Aortic Valve Replacement

ExitCare ImageAortic valve replacement is heart surgery done by a heart surgeon. This type of surgery is used to treat problems with the aortic valve. The aortic valve assists in directing the flow of blood out of the left side of the heart. The left bottom chamber of your heart (left ventricle) is the large muscular chamber of the heart that pumps blood to the rest of the body. The aortic valve separates the left ventricle from the aorta. When the heart squeezes (contracts), the aortic valve opens and allows the blood to flow out of the left ventricle and into the aorta.

Surgery may be necessary when the valve does not open or close completely. A narrowed (stenotic) valve does not let the blood leave the heart normally. This causes blood to back up in the left ventricle and makes it hard for the heart to pump the needed amount of blood through the body. The heart has to work harder. This may produce shortness of breath and fatigue. Problems are worse with activity.

If the valve leaflets do not meet correctly when closing, blood may leak backward into the ventricle each time the heart pumps. This is called aortic insufficiency. When some of the blood leaks backward, the heart has to work harder. The heart can compensate for this increased work for a long time if the leakage comes on gradually. Eventually, the heart fails.

Aortic valve problems may be caused by a birth defect. This is called a congenital condition. Wear and tear can also cause the valve to fail. This is called degenerative disease. Rheumatic fever or infection may damage the aortic valve and later cause the need for valve replacement.


Aortic valves can be repaired. When the valve is too damaged to repair, the valve must be replaced. An artificial (prosthetic) valve is used to do this. Valves damaged by rheumatic disease often must be replaced.

Three types of prosthetic valves are available:

  • Mechanical valves made entirely from man-made materials.

  • Donor valves made from human donors. These are only used in special situations.

  • Biological valves made from animal tissues.

Each type has advantages and disadvantages. The choice of which type to use should be made by you and your surgeon taking the following into consideration:

  • Your age.

  • Your lifestyle.

  • Other medical conditions.

  • Your preferences with regard to medications and the risk of another surgery.

There are a number of good mechanical valves available. All work well. The main advantage of mechanical valves is that they do not wear out. Their main disadvantage is that blood has a tendency to clot with mechanical valves. If this happens, the valve will not work normally. Because of this, people with mechanical valves must take blood thinners (anticoagulants) for life. There is also a small, but definite, risk of blood clots causing stroke, even when taking anticoagulants.

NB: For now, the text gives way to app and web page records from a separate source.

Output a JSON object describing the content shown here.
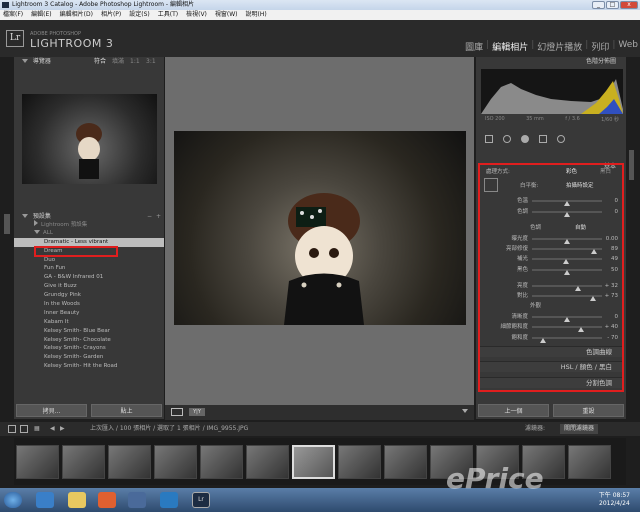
{
  "window": {
    "title": "Lightroom 3 Catalog - Adobe Photoshop Lightroom - 編輯相片"
  },
  "menu": [
    "檔案(F)",
    "編輯(E)",
    "編輯相片(D)",
    "相片(P)",
    "設定(S)",
    "工具(T)",
    "檢視(V)",
    "視窗(W)",
    "說明(H)"
  ],
  "brand": {
    "adobe": "ADOBE PHOTOSHOP",
    "name": "LIGHTROOM 3",
    "logo": "Lr"
  },
  "modules": [
    "圖庫",
    "編輯相片",
    "幻燈片播放",
    "列印",
    "Web"
  ],
  "left": {
    "navigator": {
      "title": "導覽器",
      "zoom_fit": "符合",
      "zoom_fill": "填滿",
      "zoom_1": "1:1",
      "zoom_3": "3:1"
    },
    "presets": {
      "title": "預設集",
      "items": [
        {
          "label": "Lightroom 預設集",
          "type": "folder"
        },
        {
          "label": "ALL",
          "type": "folder-open"
        },
        {
          "label": "Dramatic - Less vibrant",
          "type": "item",
          "selected": true
        },
        {
          "label": "Dream",
          "type": "item"
        },
        {
          "label": "Duo",
          "type": "item"
        },
        {
          "label": "Fun Fun",
          "type": "item"
        },
        {
          "label": "GA - B&W Infrared 01",
          "type": "item"
        },
        {
          "label": "Give it Buzz",
          "type": "item"
        },
        {
          "label": "Grundgy Pink",
          "type": "item"
        },
        {
          "label": "In the Woods",
          "type": "item"
        },
        {
          "label": "Inner Beauty",
          "type": "item"
        },
        {
          "label": "Kabam It",
          "type": "item"
        },
        {
          "label": "Kelsey Smith- Blue Bear",
          "type": "item"
        },
        {
          "label": "Kelsey Smith- Chocolate",
          "type": "item"
        },
        {
          "label": "Kelsey Smith- Crayons",
          "type": "item"
        },
        {
          "label": "Kelsey Smith- Garden",
          "type": "item"
        },
        {
          "label": "Kelsey Smith- Hit the Road",
          "type": "item"
        }
      ]
    },
    "copy_label": "拷貝...",
    "paste_label": "貼上"
  },
  "right": {
    "histogram": {
      "title": "色階分佈圖",
      "iso": "ISO 200",
      "focal": "35 mm",
      "aperture": "f / 3.6",
      "shutter": "1/60 秒"
    },
    "basic": {
      "title": "基本",
      "treatment_label": "處理方式:",
      "color": "彩色",
      "bw": "黑白",
      "wb_label": "白平衡:",
      "wb_value": "拍攝時設定",
      "tone_label": "色調",
      "auto": "自動",
      "presence_label": "外觀",
      "sliders": [
        {
          "label": "色溫",
          "value": "0",
          "pos": 0.5
        },
        {
          "label": "色調",
          "value": "0",
          "pos": 0.5
        },
        {
          "label": "曝光度",
          "value": "0.00",
          "pos": 0.5
        },
        {
          "label": "亮部修復",
          "value": "89",
          "pos": 0.89
        },
        {
          "label": "補光",
          "value": "49",
          "pos": 0.49
        },
        {
          "label": "黑色",
          "value": "50",
          "pos": 0.5
        },
        {
          "label": "亮度",
          "value": "+ 32",
          "pos": 0.66
        },
        {
          "label": "對比",
          "value": "+ 73",
          "pos": 0.87
        },
        {
          "label": "清晰度",
          "value": "0",
          "pos": 0.5
        },
        {
          "label": "細節飽和度",
          "value": "+ 40",
          "pos": 0.7
        },
        {
          "label": "飽和度",
          "value": "- 70",
          "pos": 0.15
        }
      ]
    },
    "sections": [
      "色調曲線",
      "HSL / 顏色 / 黑白",
      "分割色調"
    ],
    "prev_label": "上一個",
    "reset_label": "重設"
  },
  "filmstrip": {
    "info": "上次匯入 / 100 張相片 / 選取了 1 張相片 / IMG_9955.JPG",
    "filter_label": "濾鏡器:",
    "filter_value": "關閉濾鏡器"
  },
  "taskbar": {
    "time": "下午 08:57",
    "date": "2012/4/24"
  },
  "watermark": "ePrice"
}
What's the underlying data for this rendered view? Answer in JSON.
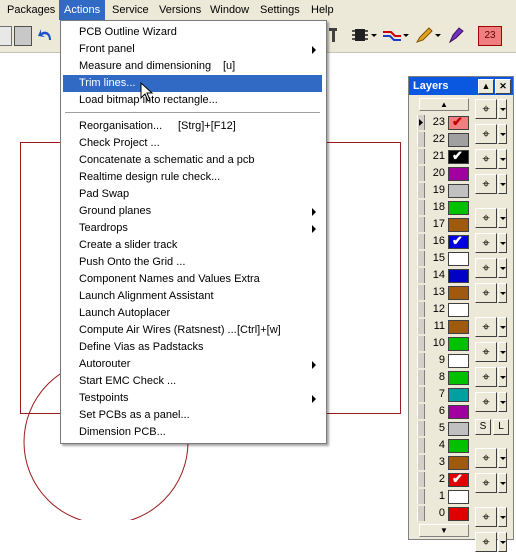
{
  "menubar": {
    "items": [
      "Packages",
      "Actions",
      "Service",
      "Versions",
      "Window",
      "Settings",
      "Help"
    ],
    "active": "Actions"
  },
  "toolbar": {
    "layer_badge": "23"
  },
  "actions_menu": {
    "items": [
      {
        "label": "PCB Outline Wizard"
      },
      {
        "label": "Front panel",
        "submenu": true
      },
      {
        "label": "Measure and dimensioning",
        "shortcut": "[u]"
      },
      {
        "label": "Trim lines...",
        "highlighted": true
      },
      {
        "label": "Load bitmap into rectangle..."
      },
      {
        "label": "Reorganisation...",
        "shortcut": "[Strg]+[F12]"
      },
      {
        "label": "Check Project ..."
      },
      {
        "label": "Concatenate a schematic and a pcb"
      },
      {
        "label": "Realtime design rule check..."
      },
      {
        "label": "Pad Swap"
      },
      {
        "label": "Ground planes",
        "submenu": true
      },
      {
        "label": "Teardrops",
        "submenu": true
      },
      {
        "label": "Create a slider track"
      },
      {
        "label": "Push Onto the Grid ..."
      },
      {
        "label": "Component Names and Values Extra"
      },
      {
        "label": "Launch Alignment Assistant"
      },
      {
        "label": "Launch Autoplacer"
      },
      {
        "label": "Compute Air Wires (Ratsnest) ...",
        "shortcut": "[Ctrl]+[w]"
      },
      {
        "label": "Define Vias as Padstacks"
      },
      {
        "label": "Autorouter",
        "submenu": true
      },
      {
        "label": "Start EMC Check ..."
      },
      {
        "label": "Testpoints",
        "submenu": true
      },
      {
        "label": "Set PCBs as a panel..."
      },
      {
        "label": "Dimension PCB..."
      }
    ]
  },
  "layers_panel": {
    "title": "Layers",
    "s_label": "S",
    "l_label": "L",
    "active_layer": "23",
    "layers": [
      {
        "num": "23",
        "color": "#f08080",
        "checked": true
      },
      {
        "num": "22",
        "color": "#a0a0a0",
        "checked": false
      },
      {
        "num": "21",
        "color": "#000000",
        "checked": true
      },
      {
        "num": "20",
        "color": "#a000a0",
        "checked": false
      },
      {
        "num": "19",
        "color": "#c0c0c0",
        "checked": false
      },
      {
        "num": "18",
        "color": "#00c000",
        "checked": false
      },
      {
        "num": "17",
        "color": "#a05a10",
        "checked": false
      },
      {
        "num": "16",
        "color": "#0000e0",
        "checked": true
      },
      {
        "num": "15",
        "color": "#ffffff",
        "checked": false
      },
      {
        "num": "14",
        "color": "#0000c8",
        "checked": false
      },
      {
        "num": "13",
        "color": "#a05a10",
        "checked": false
      },
      {
        "num": "12",
        "color": "#ffffff",
        "checked": false
      },
      {
        "num": "11",
        "color": "#a05a10",
        "checked": false
      },
      {
        "num": "10",
        "color": "#00c000",
        "checked": false
      },
      {
        "num": "9",
        "color": "#ffffff",
        "checked": false
      },
      {
        "num": "8",
        "color": "#00c000",
        "checked": false
      },
      {
        "num": "7",
        "color": "#00a0a0",
        "checked": false
      },
      {
        "num": "6",
        "color": "#a000a0",
        "checked": false
      },
      {
        "num": "5",
        "color": "#c0c0c0",
        "checked": false
      },
      {
        "num": "4",
        "color": "#00c000",
        "checked": false
      },
      {
        "num": "3",
        "color": "#a05a10",
        "checked": false
      },
      {
        "num": "2",
        "color": "#e00000",
        "checked": true
      },
      {
        "num": "1",
        "color": "#ffffff",
        "checked": false
      },
      {
        "num": "0",
        "color": "#e00000",
        "checked": false
      }
    ]
  }
}
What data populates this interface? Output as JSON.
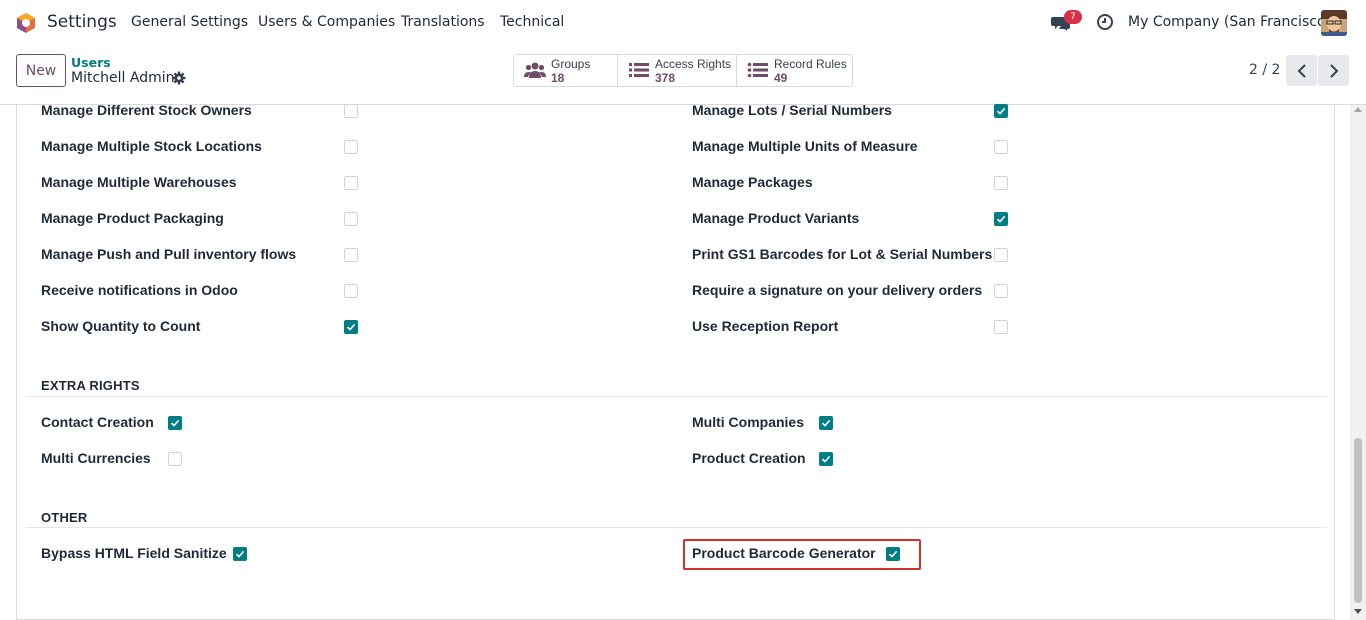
{
  "navbar": {
    "app_title": "Settings",
    "menu": [
      "General Settings",
      "Users & Companies",
      "Translations",
      "Technical"
    ],
    "notifications_count": "7",
    "company": "My Company (San Francisco)"
  },
  "control": {
    "new_label": "New",
    "breadcrumb_parent": "Users",
    "breadcrumb_current": "Mitchell Admin",
    "smart_buttons": [
      {
        "label": "Groups",
        "value": "18",
        "icon": "users-icon"
      },
      {
        "label": "Access Rights",
        "value": "378",
        "icon": "list-icon"
      },
      {
        "label": "Record Rules",
        "value": "49",
        "icon": "list-icon"
      }
    ],
    "pager": "2 / 2"
  },
  "inventory_left": [
    {
      "label": "Manage Different Stock Owners",
      "checked": false
    },
    {
      "label": "Manage Multiple Stock Locations",
      "checked": false
    },
    {
      "label": "Manage Multiple Warehouses",
      "checked": false
    },
    {
      "label": "Manage Product Packaging",
      "checked": false
    },
    {
      "label": "Manage Push and Pull inventory flows",
      "checked": false
    },
    {
      "label": "Receive notifications in Odoo",
      "checked": false
    },
    {
      "label": "Show Quantity to Count",
      "checked": true
    }
  ],
  "inventory_right": [
    {
      "label": "Manage Lots / Serial Numbers",
      "checked": true
    },
    {
      "label": "Manage Multiple Units of Measure",
      "checked": false
    },
    {
      "label": "Manage Packages",
      "checked": false
    },
    {
      "label": "Manage Product Variants",
      "checked": true
    },
    {
      "label": "Print GS1 Barcodes for Lot & Serial Numbers",
      "checked": false
    },
    {
      "label": "Require a signature on your delivery orders",
      "checked": false
    },
    {
      "label": "Use Reception Report",
      "checked": false
    }
  ],
  "extra_rights": {
    "title": "EXTRA RIGHTS",
    "left": [
      {
        "label": "Contact Creation",
        "checked": true
      },
      {
        "label": "Multi Currencies",
        "checked": false
      }
    ],
    "right": [
      {
        "label": "Multi Companies",
        "checked": true
      },
      {
        "label": "Product Creation",
        "checked": true
      }
    ]
  },
  "other": {
    "title": "OTHER",
    "left": [
      {
        "label": "Bypass HTML Field Sanitize",
        "checked": true
      }
    ],
    "right": [
      {
        "label": "Product Barcode Generator",
        "checked": true
      }
    ]
  },
  "colors": {
    "accent": "#017e84",
    "brand": "#714b67",
    "highlight": "#d62d2d",
    "badge": "#d9304a"
  }
}
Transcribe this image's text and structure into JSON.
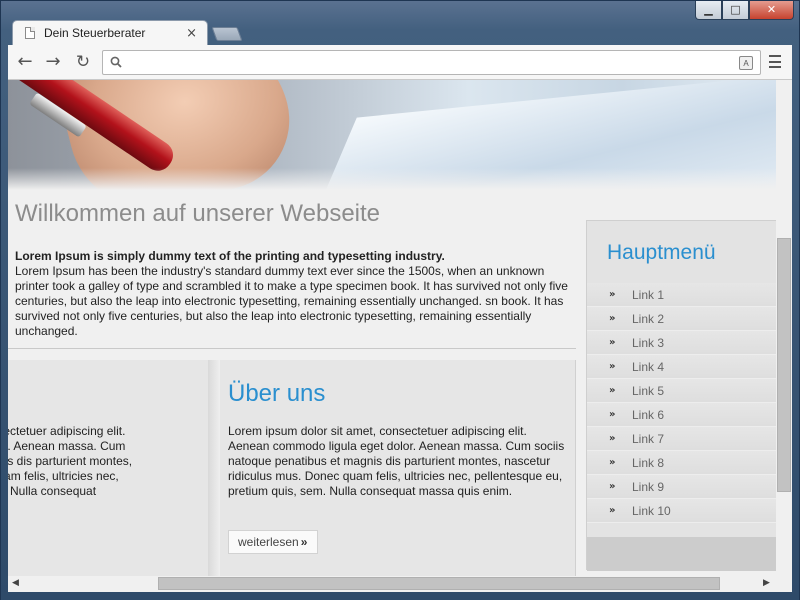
{
  "window": {
    "minimize_icon": "minimize-icon",
    "maximize_icon": "maximize-icon",
    "close_icon": "close-icon",
    "minimize_glyph": "▁",
    "maximize_glyph": "□",
    "close_glyph": "✕"
  },
  "tab": {
    "title": "Dein Steuerberater",
    "close_glyph": "×"
  },
  "toolbar": {
    "back_glyph": "←",
    "forward_glyph": "→",
    "reload_glyph": "↻",
    "address_value": "",
    "translate_glyph": "A"
  },
  "page": {
    "title": "Willkommen auf unserer Webseite",
    "intro_bold": "Lorem Ipsum is simply dummy text of the printing and typesetting industry.",
    "intro_body": "Lorem Ipsum has been the industry's standard dummy text ever since the 1500s, when an unknown printer took a galley of type and scrambled it to make a type specimen book. It has survived not only five centuries, but also the leap into electronic typesetting, remaining essentially unchanged. sn book. It has survived not only five centuries, but also the leap into electronic typesetting, remaining essentially unchanged.",
    "left_box_lines": [
      "t, consectetuer adipiscing elit.",
      "et dolor. Aenean massa. Cum",
      "t magnis dis parturient montes,",
      "nec quam felis, ultricies nec,",
      "s, sem. Nulla consequat"
    ],
    "about": {
      "title": "Über uns",
      "text": "Lorem ipsum dolor sit amet, consectetuer adipiscing elit. Aenean commodo ligula eget dolor. Aenean massa. Cum sociis natoque penatibus et magnis dis parturient montes, nascetur ridiculus mus. Donec quam felis, ultricies nec, pellentesque eu, pretium quis, sem. Nulla consequat massa quis enim.",
      "more_label": "weiterlesen",
      "more_chevron": "»"
    }
  },
  "sidebar": {
    "title": "Hauptmenü",
    "arrow_glyph": "»",
    "items": [
      "Link 1",
      "Link 2",
      "Link 3",
      "Link 4",
      "Link 5",
      "Link 6",
      "Link 7",
      "Link 8",
      "Link 9",
      "Link 10"
    ]
  },
  "scrollbars": {
    "left_arrow": "◀",
    "right_arrow": "▶"
  }
}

There are a number of biological valves for aortic valve replacement. Most are made from pig heart valves. The main advantage of a biological valve is that there is a reduced risk of blood clots forming on the valve. This lessens the chance of the valve not working or the valve causing a stroke. A key disadvantage of biological valves is that they wear out sooner than mechanical valves. The rate at which they wear out depends on the person's age. A young boy might wear out a biological valve in only a few years. The same valve might last 10 years in a middle-aged person, and even longer in a person over the age of 70. A biological valve used in a person over 70 years old may never need replacement.


Your cardiologist and cardiovascular surgeon can best determine your individual risk. It will depend on your age, your general condition, any medical conditions, and your heart function. In general, the risks include:

  • Blood clotting caused by the new valve. Replacement with a mechanical valve requires lifelong treatment with medication to prevent blood clots.

  • Infection in the new valve. Infection is more common with valve replacement than with valve repair.

  • Valve failure. Valve failure is more common with valve replacement than with valve repair. Pig heart valves tend to fail after about 8 to 10 years.

  • Effects from the surgery itself, such as bleeding, infection, and risks of anesthesia. These risks are rare.


There are two types of aortic valve replacement surgery:

  • Traditional aortic valve replacement surgery. Valve repair or replacement is open heart surgery. You are given medications to make you sleep (general anesthesic). You are then placed on a heart-lung bypass machine. This machine provides oxygen to your blood while the heart is undergoing surgery. The surgery generally lasts from 3 to 5 hours. During surgery, the surgeon makes a large cut (incision) in the chest. Sometimes the heart is cooled to slow or stop the heartbeat. The damaged aortic valve is removed and replaced with a prosthetic heart valve.

  • Minimally invasive aortic valve replacement surgery. This is done through a smaller incision. The chest is not opened as in traditional surgery. If your condition allows for this procedure, there is often less blood loss, less pain, a shorter hospital stay, and faster recovery compared to traditional surgery.


  • Recovery from heart valve surgery usually involves a few days in an intensive care unit (ICU) of a hospital. Full recovery from heart valve surgery can take several months.

  • An anticoagulant, such as warfarin, is often prescribed for 6 weeks to 3 months after surgery for those with biological valves. It is prescribed for life for those with mechanical valves.